Goodrich, Solomon, accused by his wife Esther of having ‘cruelly pulled my hair, pinch’d my flesh, kick’d me out of the bed, dragged me out by my arms and my heels, dragged me across the room and flung ashes upon me to smother me – and more! For these reasons, she has left his bed and board, 22 October 1776.

Greenhill, Joseph – was charged with breaking into the house of Captain Samuel Leffingwell of Norwich, Connecticut and stole a ‘quantity of plate,’ which was then melted into bars. He was a repeat offender, having the mark of amputation on both ears. Under the alias of John Brown, he was tried and sentenced to be hanged in Litchfield, but broke out of jail and escaped.

Silk, Thomas alias Old Ginger, a villain, Thomas Dix, a British soldier, John Cunningham, another British soldier and a number of German prisoners (Hessians?) have escaped or deserted in Boston, 28 November 1777.

I really, really wish I could find an ancestor or two in this book. Although I see some familiar surnames like Coffin and Buckman, I didn’t even find anyone closely related to an ancestor.

In spite of that, this book is a fun, interesting volume that most definitely paints a picture of daily life in the late 1700s. For those who might think life was simpler back then, it appears there was still enough crime to be found and unhappy servants, slaves, wives and soldiers were unhappy with their lives and chose to take off. Life was not so simple back in the ‘good old days.’
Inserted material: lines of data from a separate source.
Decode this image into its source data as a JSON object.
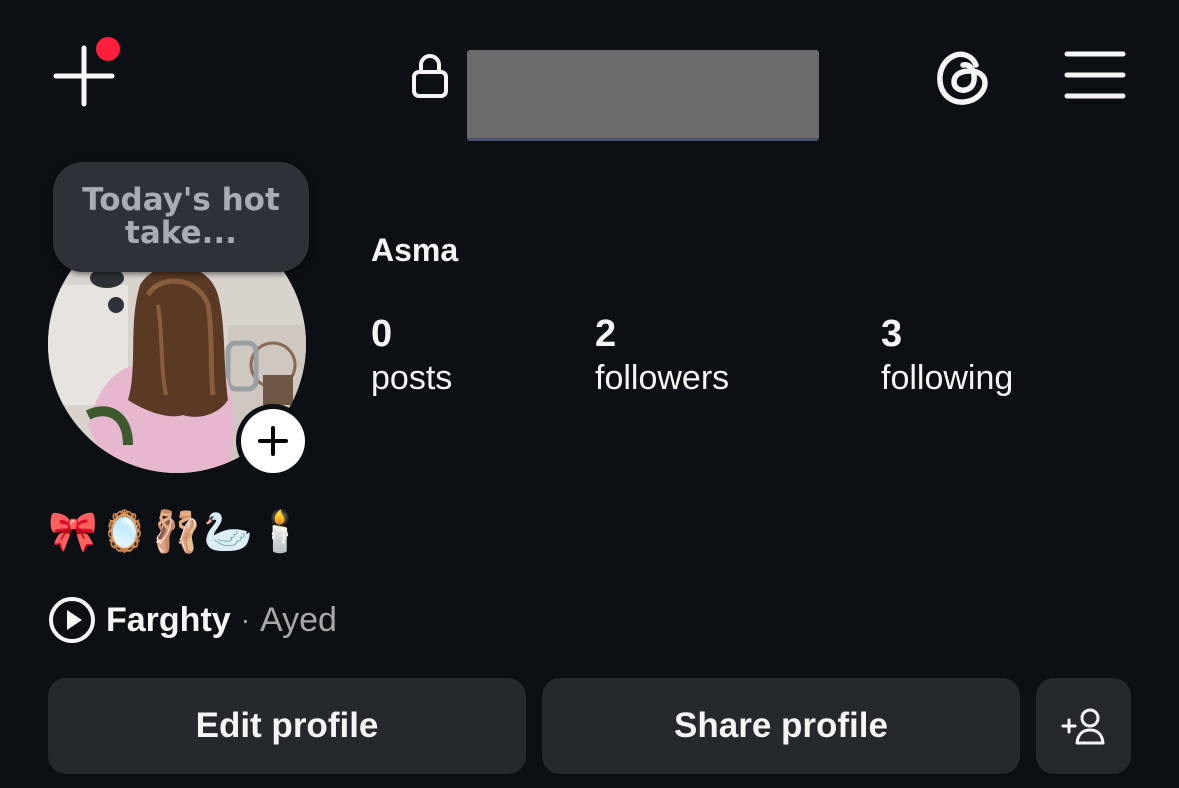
{
  "header": {
    "create_icon": "plus-icon",
    "notification_dot_color": "#ff1e3c",
    "lock_icon": "lock-icon",
    "threads_icon": "threads-icon",
    "menu_icon": "hamburger-menu-icon"
  },
  "profile": {
    "note": "Today's hot take...",
    "name": "Asma",
    "bio": "🎀🪞🩰🦢🕯️",
    "stats": [
      {
        "value": "0",
        "label": "posts"
      },
      {
        "value": "2",
        "label": "followers"
      },
      {
        "value": "3",
        "label": "following"
      }
    ],
    "music": {
      "title": "Farghty",
      "separator": "·",
      "artist": "Ayed"
    }
  },
  "actions": {
    "edit_label": "Edit profile",
    "share_label": "Share profile",
    "add_person_icon": "add-person-icon"
  },
  "colors": {
    "background": "#0c1014",
    "button_bg": "#25292e",
    "text": "#f5f5f5",
    "muted": "#a8a8a8"
  }
}
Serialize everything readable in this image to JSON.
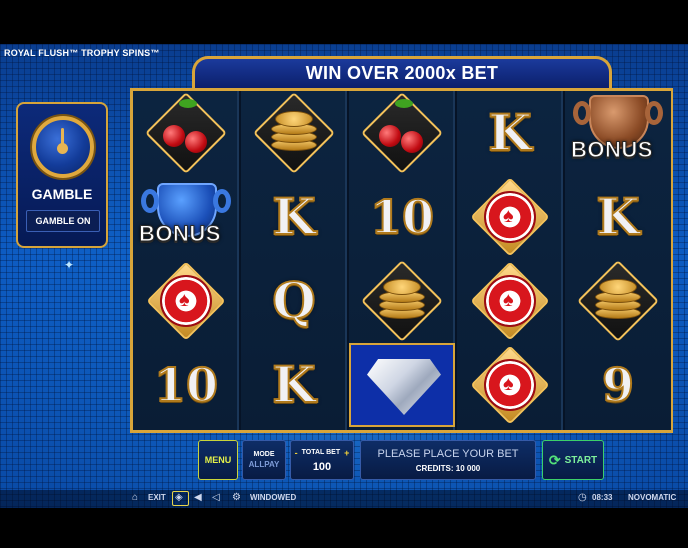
{
  "game": {
    "title": "ROYAL FLUSH™ TROPHY SPINS™",
    "win_banner": "WIN OVER 2000x BET"
  },
  "gamble": {
    "label": "GAMBLE",
    "toggle": "GAMBLE ON"
  },
  "reels": {
    "columns": [
      [
        "cherries",
        "bonus-trophy-blue",
        "chip",
        "10"
      ],
      [
        "coins",
        "K",
        "Q",
        "K"
      ],
      [
        "cherries",
        "10",
        "coins",
        "diamond"
      ],
      [
        "K",
        "chip",
        "chip",
        "chip"
      ],
      [
        "bonus-trophy-bronze",
        "K",
        "coins",
        "9"
      ]
    ],
    "bonus_text": "BONUS"
  },
  "controls": {
    "menu": "MENU",
    "mode_label": "MODE",
    "mode_value": "ALLPAY",
    "bet_label": "TOTAL BET",
    "bet_minus": "-",
    "bet_plus": "+",
    "bet_value": "100",
    "message": "PLEASE PLACE YOUR BET",
    "credits": "CREDITS: 10 000",
    "start": "START"
  },
  "statusbar": {
    "exit": "EXIT",
    "windowed": "WINDOWED",
    "clock": "08:33",
    "brand": "NOVOMATIC"
  },
  "colors": {
    "gold": "#d8a53a",
    "menu_accent": "#e4f04a",
    "start_accent": "#53e07a"
  }
}
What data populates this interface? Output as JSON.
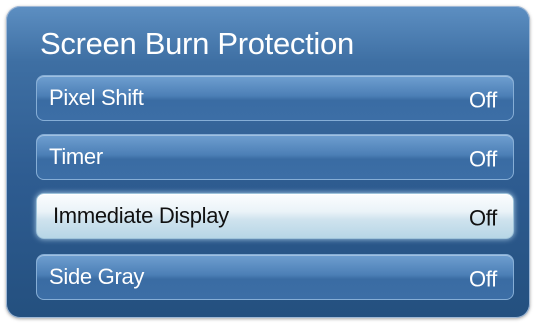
{
  "dialog": {
    "title": "Screen Burn Protection"
  },
  "menu": {
    "items": [
      {
        "label": "Pixel Shift",
        "value": "Off"
      },
      {
        "label": "Timer",
        "value": "Off"
      },
      {
        "label": "Immediate Display",
        "value": "Off"
      },
      {
        "label": "Side Gray",
        "value": "Off"
      }
    ]
  },
  "colors": {
    "panel": "#2e5c91",
    "item": "#4c7fb6",
    "selected_item": "#eaf3f8",
    "text_light": "#ffffff",
    "text_dark": "#111111"
  }
}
New-England Runaways, 1774-1777, compiled by Joseph Lee Boyle (as well as numerous other books in Mr. Boyle’s series on colonial runaways – prices vary) can be purchased for $45.00 online from Genealogical Publishing Company.